Art has no other object than to set aside the symbols of practical utility, the generalities that are conventionally and socially accepted, everything in fact which masks reality from us, in order to set us face to face with reality itself.
All the translations of a poem in all possible languages may add nuance to nuance and, by a kind of mutual retouching, by correcting one another, may give an increasingly faithful picture of the poem they translate, yet they will never give the inner meaning of the original.
I believe that the time given to refutation in philosophy is usually time lost. Of the many attacks directed by many thinkers against each other, what now remains? Nothing, or assuredly very little.
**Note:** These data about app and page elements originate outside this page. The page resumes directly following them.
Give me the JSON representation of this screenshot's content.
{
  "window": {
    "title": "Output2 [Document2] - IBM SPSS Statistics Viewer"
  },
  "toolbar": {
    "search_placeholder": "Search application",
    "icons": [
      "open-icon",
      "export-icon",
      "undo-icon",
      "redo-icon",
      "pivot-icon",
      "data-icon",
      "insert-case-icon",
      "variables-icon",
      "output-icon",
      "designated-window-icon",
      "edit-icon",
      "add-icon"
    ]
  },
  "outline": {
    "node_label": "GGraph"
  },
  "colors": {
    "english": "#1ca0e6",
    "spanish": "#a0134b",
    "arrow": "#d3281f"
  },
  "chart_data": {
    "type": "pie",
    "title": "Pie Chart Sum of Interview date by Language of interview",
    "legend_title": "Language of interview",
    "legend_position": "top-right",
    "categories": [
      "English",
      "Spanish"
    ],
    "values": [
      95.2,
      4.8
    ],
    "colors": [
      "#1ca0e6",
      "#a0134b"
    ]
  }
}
That which counts and endures is the modicum of positive truth which each contributes. The true statement is, of itself, able to displace the erroneous idea, and becomes, without our having taken the trouble of refuting anyone, the best of refutations.
Thus to seek with ready-made concepts to penetrate into the inmost nature of things is to apply to the mobility of the real a method created in order to give stationary points of observation on it. . . .